**TASK TO CARRY OUT**
Reproduce all the material verbatim, down to the last line.

**EXERCISE INPUT**
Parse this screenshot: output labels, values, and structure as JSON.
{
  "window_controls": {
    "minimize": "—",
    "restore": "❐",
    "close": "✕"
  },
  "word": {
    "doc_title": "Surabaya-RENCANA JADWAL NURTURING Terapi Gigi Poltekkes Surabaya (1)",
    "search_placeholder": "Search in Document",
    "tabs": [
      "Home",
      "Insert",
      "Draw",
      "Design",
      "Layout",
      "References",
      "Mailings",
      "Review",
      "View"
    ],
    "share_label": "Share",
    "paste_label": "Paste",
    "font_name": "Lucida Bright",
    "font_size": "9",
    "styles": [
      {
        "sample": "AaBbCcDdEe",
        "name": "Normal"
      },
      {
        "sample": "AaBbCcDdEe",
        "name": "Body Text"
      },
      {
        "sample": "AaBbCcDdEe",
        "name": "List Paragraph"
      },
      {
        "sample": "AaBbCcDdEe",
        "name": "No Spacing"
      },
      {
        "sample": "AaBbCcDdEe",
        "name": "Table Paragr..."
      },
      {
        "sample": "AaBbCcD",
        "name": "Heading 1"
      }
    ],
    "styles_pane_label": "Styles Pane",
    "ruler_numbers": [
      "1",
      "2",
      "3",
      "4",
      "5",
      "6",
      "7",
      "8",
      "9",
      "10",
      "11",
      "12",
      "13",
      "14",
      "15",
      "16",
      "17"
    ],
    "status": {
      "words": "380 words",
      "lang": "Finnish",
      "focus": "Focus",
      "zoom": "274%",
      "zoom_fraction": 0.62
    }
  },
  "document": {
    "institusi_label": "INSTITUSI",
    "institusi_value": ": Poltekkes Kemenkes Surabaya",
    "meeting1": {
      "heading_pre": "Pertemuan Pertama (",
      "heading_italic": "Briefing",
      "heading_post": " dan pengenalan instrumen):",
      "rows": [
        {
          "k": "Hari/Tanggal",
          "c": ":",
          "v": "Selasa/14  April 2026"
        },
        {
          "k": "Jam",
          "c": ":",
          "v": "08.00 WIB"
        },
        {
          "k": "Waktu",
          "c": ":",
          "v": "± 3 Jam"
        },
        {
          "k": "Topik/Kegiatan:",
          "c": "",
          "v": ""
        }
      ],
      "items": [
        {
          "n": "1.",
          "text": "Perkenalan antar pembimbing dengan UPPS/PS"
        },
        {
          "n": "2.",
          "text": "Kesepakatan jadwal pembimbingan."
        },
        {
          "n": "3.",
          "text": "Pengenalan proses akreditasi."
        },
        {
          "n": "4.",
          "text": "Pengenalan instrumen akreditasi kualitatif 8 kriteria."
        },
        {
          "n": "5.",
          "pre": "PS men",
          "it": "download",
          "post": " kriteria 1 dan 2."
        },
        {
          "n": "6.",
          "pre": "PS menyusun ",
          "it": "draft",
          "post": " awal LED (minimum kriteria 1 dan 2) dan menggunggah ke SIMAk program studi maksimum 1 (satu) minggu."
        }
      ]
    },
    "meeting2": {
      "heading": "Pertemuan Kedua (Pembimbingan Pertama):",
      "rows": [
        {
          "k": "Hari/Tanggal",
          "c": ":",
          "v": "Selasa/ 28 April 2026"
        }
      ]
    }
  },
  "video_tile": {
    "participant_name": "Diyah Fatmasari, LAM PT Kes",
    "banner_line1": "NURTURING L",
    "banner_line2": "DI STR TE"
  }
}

**ANSWER FOR THE TASK**
Parse this screenshot: output labels, values, and structure as JSON.
{
  "window_controls": {
    "minimize": "—",
    "restore": "❐",
    "close": "✕"
  },
  "word": {
    "doc_title": "Surabaya-RENCANA JADWAL NURTURING Terapi Gigi Poltekkes Surabaya (1)",
    "search_placeholder": "Search in Document",
    "tabs": [
      "Home",
      "Insert",
      "Draw",
      "Design",
      "Layout",
      "References",
      "Mailings",
      "Review",
      "View"
    ],
    "share_label": "Share",
    "paste_label": "Paste",
    "font_name": "Lucida Bright",
    "font_size": "9",
    "styles": [
      {
        "sample": "AaBbCcDdEe",
        "name": "Normal"
      },
      {
        "sample": "AaBbCcDdEe",
        "name": "Body Text"
      },
      {
        "sample": "AaBbCcDdEe",
        "name": "List Paragraph"
      },
      {
        "sample": "AaBbCcDdEe",
        "name": "No Spacing"
      },
      {
        "sample": "AaBbCcDdEe",
        "name": "Table Paragr..."
      },
      {
        "sample": "AaBbCcD",
        "name": "Heading 1"
      }
    ],
    "styles_pane_label": "Styles Pane",
    "ruler_numbers": [
      "1",
      "2",
      "3",
      "4",
      "5",
      "6",
      "7",
      "8",
      "9",
      "10",
      "11",
      "12",
      "13",
      "14",
      "15",
      "16",
      "17"
    ],
    "status": {
      "words": "380 words",
      "lang": "Finnish",
      "focus": "Focus",
      "zoom": "274%",
      "zoom_fraction": 0.62
    }
  },
  "document": {
    "institusi_label": "INSTITUSI",
    "institusi_value": ": Poltekkes Kemenkes Surabaya",
    "meeting1": {
      "heading_pre": "Pertemuan Pertama (",
      "heading_italic": "Briefing",
      "heading_post": " dan pengenalan instrumen):",
      "rows": [
        {
          "k": "Hari/Tanggal",
          "c": ":",
          "v": "Selasa/14  April 2026"
        },
        {
          "k": "Jam",
          "c": ":",
          "v": "08.00 WIB"
        },
        {
          "k": "Waktu",
          "c": ":",
          "v": "± 3 Jam"
        },
        {
          "k": "Topik/Kegiatan:",
          "c": "",
          "v": ""
        }
      ],
      "items": [
        {
          "n": "1.",
          "text": "Perkenalan antar pembimbing dengan UPPS/PS"
        },
        {
          "n": "2.",
          "text": "Kesepakatan jadwal pembimbingan."
        },
        {
          "n": "3.",
          "text": "Pengenalan proses akreditasi."
        },
        {
          "n": "4.",
          "text": "Pengenalan instrumen akreditasi kualitatif 8 kriteria."
        },
        {
          "n": "5.",
          "pre": "PS men",
          "it": "download",
          "post": " kriteria 1 dan 2."
        },
        {
          "n": "6.",
          "pre": "PS menyusun ",
          "it": "draft",
          "post": " awal LED (minimum kriteria 1 dan 2) dan menggunggah ke SIMAk program studi maksimum 1 (satu) minggu."
        }
      ]
    },
    "meeting2": {
      "heading": "Pertemuan Kedua (Pembimbingan Pertama):",
      "rows": [
        {
          "k": "Hari/Tanggal",
          "c": ":",
          "v": "Selasa/ 28 April 2026"
        }
      ]
    }
  },
  "video_tile": {
    "participant_name": "Diyah Fatmasari, LAM PT Kes",
    "banner_line1": "NURTURING L",
    "banner_line2": "DI STR TE"
  }
}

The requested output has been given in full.